The one region that continues to shine for me, regardless of producer, is Bierzo, and I feel its high-time I dive into it — and its fraternal twin, Ribeira Sacra — like I did with Cru du Beaujolais in 2015. Situated just north of Portugal in Castilla y Léon (Bierzo) and Galicia (Ribeira Sacra), these two regions have quickly burnished a sterling reputation for expressing their unique terroir. Ridiculously steep hillsides, crumbly schist and slate slopes, and a highly localized grape (Mencia) have combined to make the area limitlessly intriguing to me. These are fruit-packed yet subtle wines that reveal loads of character over several hours, with the aromatic intensity of Nebbiolo, the body of Merlot and the lightness of finish like Pinot Noir.
At the start of the year, I’ll likely open the Dominio do Bibei “Lalama” Ribeira Sacra, and the super-affordable and barely-aged-in-oak “Encanto” Bierzo from Vinos de Arganza. Whether they confirm or deny my suspicion that this corner of Spain makes the country’s most intriguing wines or not, we’ll find out soon enough.

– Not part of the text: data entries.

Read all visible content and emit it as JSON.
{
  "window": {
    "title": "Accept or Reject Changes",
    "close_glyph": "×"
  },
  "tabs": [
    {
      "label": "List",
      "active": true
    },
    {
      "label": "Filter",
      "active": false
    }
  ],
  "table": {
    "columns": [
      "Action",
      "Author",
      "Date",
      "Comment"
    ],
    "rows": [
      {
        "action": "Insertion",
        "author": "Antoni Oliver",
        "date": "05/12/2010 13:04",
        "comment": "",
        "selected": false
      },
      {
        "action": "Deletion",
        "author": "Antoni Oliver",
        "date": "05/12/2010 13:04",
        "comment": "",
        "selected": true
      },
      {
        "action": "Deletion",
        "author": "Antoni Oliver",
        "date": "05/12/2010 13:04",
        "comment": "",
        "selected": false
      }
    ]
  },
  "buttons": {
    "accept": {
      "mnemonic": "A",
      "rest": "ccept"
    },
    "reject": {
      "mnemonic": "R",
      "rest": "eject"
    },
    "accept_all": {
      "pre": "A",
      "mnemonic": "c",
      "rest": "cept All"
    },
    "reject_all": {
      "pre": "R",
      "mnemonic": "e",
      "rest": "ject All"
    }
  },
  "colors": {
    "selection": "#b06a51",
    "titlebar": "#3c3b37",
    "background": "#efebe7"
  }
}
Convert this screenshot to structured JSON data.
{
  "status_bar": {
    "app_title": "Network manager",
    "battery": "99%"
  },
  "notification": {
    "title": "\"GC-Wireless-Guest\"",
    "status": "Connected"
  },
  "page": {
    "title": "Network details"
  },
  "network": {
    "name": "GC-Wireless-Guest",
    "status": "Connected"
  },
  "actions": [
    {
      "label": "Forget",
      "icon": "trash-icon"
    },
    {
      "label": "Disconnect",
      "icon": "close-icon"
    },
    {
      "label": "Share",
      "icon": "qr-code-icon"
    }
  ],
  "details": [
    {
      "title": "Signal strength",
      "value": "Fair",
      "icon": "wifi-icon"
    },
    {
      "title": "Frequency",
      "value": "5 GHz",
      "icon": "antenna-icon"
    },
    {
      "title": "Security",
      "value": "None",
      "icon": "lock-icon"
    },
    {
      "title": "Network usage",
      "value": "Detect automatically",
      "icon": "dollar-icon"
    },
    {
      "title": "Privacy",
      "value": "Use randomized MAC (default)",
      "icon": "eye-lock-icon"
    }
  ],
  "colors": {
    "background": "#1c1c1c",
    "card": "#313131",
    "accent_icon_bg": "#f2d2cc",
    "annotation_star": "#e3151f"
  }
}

And In Between …
There will be plenty of other experiments and first-taste impressions in 2016. Of those, the one I am most excited about is Côte Rotie, the famed “roasted slope” of the Northern Rhône in France. Considered to be among the best Syrah wines in the world, I’ve been eager to give one an Opening a Bottle test drive. Later this week, a bottle of Levet La Chavaroche Côte Rotie will arrive on my doorstep and we’ll see what all the fuss is about. I spent quite a bit on this bottle, so let’s hope its lives up to the hype.
Other wines that we’ll be actively pursuing and reviewing: more whites from Friuli-Venezia Giulia, the “budget” Burgundy wines of the Côte Chalonnaise and Pouilly-Fuissé, a deeper dive into the red wines of Chile, and a second chance for Australia.
I gave up on the wines from Down Under years ago. They always seemed too macho for their own good, as if they had to shout at the top of their voice just to be heard way up here in the Northern Hemisphere. But perhaps its time to see if we can find some with real character, and perhaps, enough modesty and low alcohol to pair well with food. I’ve heard good things about the wines of d’Arenberg and Jamsheed, as well as those hailing from the Yarra Valley.
Let the hunting begin.